##### STUDY MATERIAL #####
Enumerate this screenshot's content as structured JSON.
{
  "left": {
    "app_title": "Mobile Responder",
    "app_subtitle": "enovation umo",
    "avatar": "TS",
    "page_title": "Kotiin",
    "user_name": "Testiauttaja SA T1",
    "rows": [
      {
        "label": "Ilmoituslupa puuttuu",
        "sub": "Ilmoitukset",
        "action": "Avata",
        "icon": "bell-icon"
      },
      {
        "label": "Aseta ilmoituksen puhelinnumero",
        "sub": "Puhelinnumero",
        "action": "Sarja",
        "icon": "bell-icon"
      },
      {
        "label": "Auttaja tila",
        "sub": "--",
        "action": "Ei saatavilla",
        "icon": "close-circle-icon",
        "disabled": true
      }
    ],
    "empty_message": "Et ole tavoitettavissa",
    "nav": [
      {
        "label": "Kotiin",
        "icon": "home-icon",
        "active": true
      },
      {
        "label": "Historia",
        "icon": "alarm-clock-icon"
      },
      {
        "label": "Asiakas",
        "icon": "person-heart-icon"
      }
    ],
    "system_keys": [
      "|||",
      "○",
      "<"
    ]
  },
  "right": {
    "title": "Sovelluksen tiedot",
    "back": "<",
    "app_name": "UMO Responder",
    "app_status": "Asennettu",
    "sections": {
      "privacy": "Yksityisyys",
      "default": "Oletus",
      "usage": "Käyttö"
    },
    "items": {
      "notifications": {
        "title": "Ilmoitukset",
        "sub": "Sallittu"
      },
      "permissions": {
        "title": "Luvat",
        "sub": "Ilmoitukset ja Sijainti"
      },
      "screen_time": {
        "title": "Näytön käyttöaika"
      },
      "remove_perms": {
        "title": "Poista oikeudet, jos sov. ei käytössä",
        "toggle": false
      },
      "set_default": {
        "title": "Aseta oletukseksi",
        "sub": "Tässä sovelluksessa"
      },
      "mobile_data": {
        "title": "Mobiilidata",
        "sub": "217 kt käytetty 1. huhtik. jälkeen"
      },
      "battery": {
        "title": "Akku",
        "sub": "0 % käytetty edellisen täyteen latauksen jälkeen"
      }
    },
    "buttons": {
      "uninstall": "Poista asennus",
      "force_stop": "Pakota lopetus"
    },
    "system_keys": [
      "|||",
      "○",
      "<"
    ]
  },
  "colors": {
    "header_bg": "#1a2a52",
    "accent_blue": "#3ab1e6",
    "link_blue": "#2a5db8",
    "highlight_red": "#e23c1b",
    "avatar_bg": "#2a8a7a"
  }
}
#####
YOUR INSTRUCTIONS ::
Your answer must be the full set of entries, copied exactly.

SOLUTION ::
Enumerate this screenshot's content as structured JSON.
{
  "left": {
    "app_title": "Mobile Responder",
    "app_subtitle": "enovation umo",
    "avatar": "TS",
    "page_title": "Kotiin",
    "user_name": "Testiauttaja SA T1",
    "rows": [
      {
        "label": "Ilmoituslupa puuttuu",
        "sub": "Ilmoitukset",
        "action": "Avata",
        "icon": "bell-icon"
      },
      {
        "label": "Aseta ilmoituksen puhelinnumero",
        "sub": "Puhelinnumero",
        "action": "Sarja",
        "icon": "bell-icon"
      },
      {
        "label": "Auttaja tila",
        "sub": "--",
        "action": "Ei saatavilla",
        "icon": "close-circle-icon",
        "disabled": true
      }
    ],
    "empty_message": "Et ole tavoitettavissa",
    "nav": [
      {
        "label": "Kotiin",
        "icon": "home-icon",
        "active": true
      },
      {
        "label": "Historia",
        "icon": "alarm-clock-icon"
      },
      {
        "label": "Asiakas",
        "icon": "person-heart-icon"
      }
    ],
    "system_keys": [
      "|||",
      "○",
      "<"
    ]
  },
  "right": {
    "title": "Sovelluksen tiedot",
    "back": "<",
    "app_name": "UMO Responder",
    "app_status": "Asennettu",
    "sections": {
      "privacy": "Yksityisyys",
      "default": "Oletus",
      "usage": "Käyttö"
    },
    "items": {
      "notifications": {
        "title": "Ilmoitukset",
        "sub": "Sallittu"
      },
      "permissions": {
        "title": "Luvat",
        "sub": "Ilmoitukset ja Sijainti"
      },
      "screen_time": {
        "title": "Näytön käyttöaika"
      },
      "remove_perms": {
        "title": "Poista oikeudet, jos sov. ei käytössä",
        "toggle": false
      },
      "set_default": {
        "title": "Aseta oletukseksi",
        "sub": "Tässä sovelluksessa"
      },
      "mobile_data": {
        "title": "Mobiilidata",
        "sub": "217 kt käytetty 1. huhtik. jälkeen"
      },
      "battery": {
        "title": "Akku",
        "sub": "0 % käytetty edellisen täyteen latauksen jälkeen"
      }
    },
    "buttons": {
      "uninstall": "Poista asennus",
      "force_stop": "Pakota lopetus"
    },
    "system_keys": [
      "|||",
      "○",
      "<"
    ]
  },
  "colors": {
    "header_bg": "#1a2a52",
    "accent_blue": "#3ab1e6",
    "link_blue": "#2a5db8",
    "highlight_red": "#e23c1b",
    "avatar_bg": "#2a8a7a"
  }
}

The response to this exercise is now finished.